In red capital letters, two words appeared at the top of an online flier: UPDATED AGAIN.
The first version of the flier, which was shared online Tuesday, contained information about two bicyclists and a pedestrian who were fatally hit by motor vehicles in two separate incidents this month. On it appeared their names — Michael Hawkins Randall, Charles Jackson and Michael Gordon — and details about the public memorials that were being planned for them.
On Thursday, the updated flier that was being shared online contained another name — Shawn O’Donnell. The State Department employee who celebrated her 40th birthday by climbing Mount Kilimanjaro was fatally hit by a Mack truck on Wednesday morning as she rode her bike to work. A public memorial is now also planned for her.
Those memorials were scheduled to take place between this past Friday and this coming Monday.
Each was set to occur in a different part of the city, but all were expected to end in the same way: With a haunting reminder left behind to let people know a life was lost there. Three ghost bikes and a pair of ghost shoes will remain at those sites.
I spoke to Monica Morin, who created those white-painted items, and she told me that when she volunteered for the effort a few weeks ago, she expected to make only one ghost bike. Then came another death. And then another.
“As of yesterday, I am now working on three bikes when I thought there would be one,” she said. “I am so completely heartbroken.”
I have previously written about the need for city officials to step up their efforts to make streets safer for bicyclists and pedestrians. I told you about Allison Hart, who was 5 years old and on her bike in a city crosswalk when she was hit and killed by the driver of a van. I told you about two young children who were hit and injured while heading to school on National Walk to School Day. I told you how community members have watched vehicles speed by memorials and shared stories of their own close encounters.
That the heading of a flier was changed is not particularly newsworthy. But in a city that holds a “Vision Zero” goal of ending traffic deaths by 2024 but keeps seeing people dying on its roads, it is telling. That updated flier shows why residents and activists have been pleading with city officials to do more and do it quicker to make roads safer. It shows the growing, unnecessary toll they have been witnessing.

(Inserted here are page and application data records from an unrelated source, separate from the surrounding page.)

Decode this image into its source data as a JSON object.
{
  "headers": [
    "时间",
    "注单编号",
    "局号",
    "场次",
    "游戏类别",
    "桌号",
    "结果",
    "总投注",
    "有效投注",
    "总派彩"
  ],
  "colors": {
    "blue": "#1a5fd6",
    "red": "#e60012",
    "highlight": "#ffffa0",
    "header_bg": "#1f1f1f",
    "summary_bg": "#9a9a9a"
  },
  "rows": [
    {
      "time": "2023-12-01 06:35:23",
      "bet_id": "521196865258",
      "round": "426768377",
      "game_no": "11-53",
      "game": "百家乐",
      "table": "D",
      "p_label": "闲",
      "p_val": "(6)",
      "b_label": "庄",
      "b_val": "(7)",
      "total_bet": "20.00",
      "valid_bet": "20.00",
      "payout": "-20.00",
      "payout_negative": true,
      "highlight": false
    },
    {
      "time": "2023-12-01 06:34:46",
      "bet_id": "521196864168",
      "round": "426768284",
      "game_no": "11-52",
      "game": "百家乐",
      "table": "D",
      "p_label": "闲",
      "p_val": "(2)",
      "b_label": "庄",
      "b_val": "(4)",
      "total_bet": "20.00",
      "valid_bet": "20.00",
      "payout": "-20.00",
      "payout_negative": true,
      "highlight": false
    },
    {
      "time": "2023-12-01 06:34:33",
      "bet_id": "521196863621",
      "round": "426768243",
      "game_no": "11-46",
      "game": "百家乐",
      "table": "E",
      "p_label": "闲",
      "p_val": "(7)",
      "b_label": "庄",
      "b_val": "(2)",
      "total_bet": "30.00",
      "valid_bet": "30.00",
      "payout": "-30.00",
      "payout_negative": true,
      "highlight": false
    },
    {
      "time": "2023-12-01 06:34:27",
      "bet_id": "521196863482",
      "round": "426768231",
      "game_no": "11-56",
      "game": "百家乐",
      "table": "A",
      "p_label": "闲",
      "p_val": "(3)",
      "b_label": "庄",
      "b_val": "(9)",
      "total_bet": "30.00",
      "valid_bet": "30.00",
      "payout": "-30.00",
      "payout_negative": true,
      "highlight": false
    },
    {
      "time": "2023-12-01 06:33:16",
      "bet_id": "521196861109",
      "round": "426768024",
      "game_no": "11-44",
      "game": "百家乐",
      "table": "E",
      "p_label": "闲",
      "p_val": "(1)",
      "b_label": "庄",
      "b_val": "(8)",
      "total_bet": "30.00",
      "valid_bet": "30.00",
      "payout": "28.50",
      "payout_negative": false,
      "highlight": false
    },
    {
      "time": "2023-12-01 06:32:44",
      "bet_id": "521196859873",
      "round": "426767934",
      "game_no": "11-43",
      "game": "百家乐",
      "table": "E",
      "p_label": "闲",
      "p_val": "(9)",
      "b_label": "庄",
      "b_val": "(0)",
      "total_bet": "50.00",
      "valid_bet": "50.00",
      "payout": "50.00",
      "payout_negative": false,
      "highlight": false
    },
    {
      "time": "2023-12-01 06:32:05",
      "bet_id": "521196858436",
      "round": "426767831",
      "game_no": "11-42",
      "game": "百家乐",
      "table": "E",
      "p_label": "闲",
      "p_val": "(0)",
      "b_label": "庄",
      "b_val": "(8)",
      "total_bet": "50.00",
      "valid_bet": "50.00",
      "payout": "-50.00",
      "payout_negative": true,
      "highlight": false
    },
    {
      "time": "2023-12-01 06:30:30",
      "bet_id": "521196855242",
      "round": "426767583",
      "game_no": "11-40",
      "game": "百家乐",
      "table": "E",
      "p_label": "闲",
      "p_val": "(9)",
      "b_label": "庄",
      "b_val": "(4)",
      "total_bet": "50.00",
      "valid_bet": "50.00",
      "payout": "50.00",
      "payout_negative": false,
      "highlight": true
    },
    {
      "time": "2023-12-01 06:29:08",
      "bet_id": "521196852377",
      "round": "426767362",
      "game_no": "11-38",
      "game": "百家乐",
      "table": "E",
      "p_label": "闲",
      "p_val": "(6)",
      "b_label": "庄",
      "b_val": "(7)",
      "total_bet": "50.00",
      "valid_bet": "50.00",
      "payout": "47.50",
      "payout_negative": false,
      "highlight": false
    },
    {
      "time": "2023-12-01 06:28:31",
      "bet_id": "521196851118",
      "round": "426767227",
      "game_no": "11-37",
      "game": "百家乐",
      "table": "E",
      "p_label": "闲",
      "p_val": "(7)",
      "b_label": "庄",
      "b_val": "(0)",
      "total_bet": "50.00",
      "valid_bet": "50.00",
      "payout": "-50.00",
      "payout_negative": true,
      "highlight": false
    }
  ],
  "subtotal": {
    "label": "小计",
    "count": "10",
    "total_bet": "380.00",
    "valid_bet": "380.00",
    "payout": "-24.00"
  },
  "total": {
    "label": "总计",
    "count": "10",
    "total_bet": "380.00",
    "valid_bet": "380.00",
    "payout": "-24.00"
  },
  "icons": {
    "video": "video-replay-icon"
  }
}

“The costs our families and victims must pay are too high,” Allison Hart’s mother, Jessica Hart, tweeted after O’Donnell’s death. “No one should endure this.”
“Her bicycle looked like someone took tin foil and just crumbled it,” O’Donnell’s mother, Mary O’Donnell, told my colleague Jasmine Hilton of the images she saw of the scene. “That is in my mind now, forever wondering: Did my daughter know she was dying?”
Morin said she first worked on a ghost bike in 2018. It was for cyclist Jeffrey Hammond Long. During the installation of the bike, Morin was sitting near it when she met another cyclist, Dave Salovesh.
“And within a year, we were making a ghost bike for him,” she said. She repeated that thought. “I met Dave Salovesh at a ghost bike, and then we were making a ghost bike for him.”
Salovesh was a well-known advocate for the D.C. biking community before he was hit by a stolen van. The driver was sentenced to 8½ years in prison after pleading guilty to voluntary manslaughter.
“When someone is hit, we use this terrible word — ‘accident’ — and then nothing changes,” Morin said. “The intersection doesn’t change. The only change to the intersection is the memorial individuals put up. It takes weeks, months, years, blood. It takes blood to get changes.”
On July 27, she and others are planning to hold an event at the Wilson Building, across from Freedom Plaza.
“Mayor Muriel Bowser Presents: blood on their hands,” reads an online description of the gathering. “Everyone deserves to travel to DC without fear of serious injury or death. It’s time to make Vision Zero Real. Join us in demanding action.”
Morin said making the ghost bikes can be emotionally exhausting. Different people volunteer to create them so that the task doesn’t fall to the same person each time. When she noticed that by July 10 no one had started to make a bike for Randall, who was 70 when he was killed July 2, she offered to do it.
Randall was hit by a pickup truck in Northeast Washington that then struck Jackson, 64, as he worked in a fireworks stand.
Five days after Morin started working on Randall’s bike, she learned that another cyclist was killed. Gordon, who was 65, was struck by a dump truck in Northwest Washington.
Morin said she has since talked with Gordon’s family and learned he was a grandfather to many.
“He called his bike his Cadillac,” she said. “I call my bike my Cadillac.”
On a recent night, Morin pulled the ghost bike she was making for him into an alley so she could add a layer of white paint to it. Several drivers slowed down when they saw it, but not because they knew what it represented.
They told Morin they admired her artwork. She let them know it wasn’t art. There was nothing beautiful about those bikes.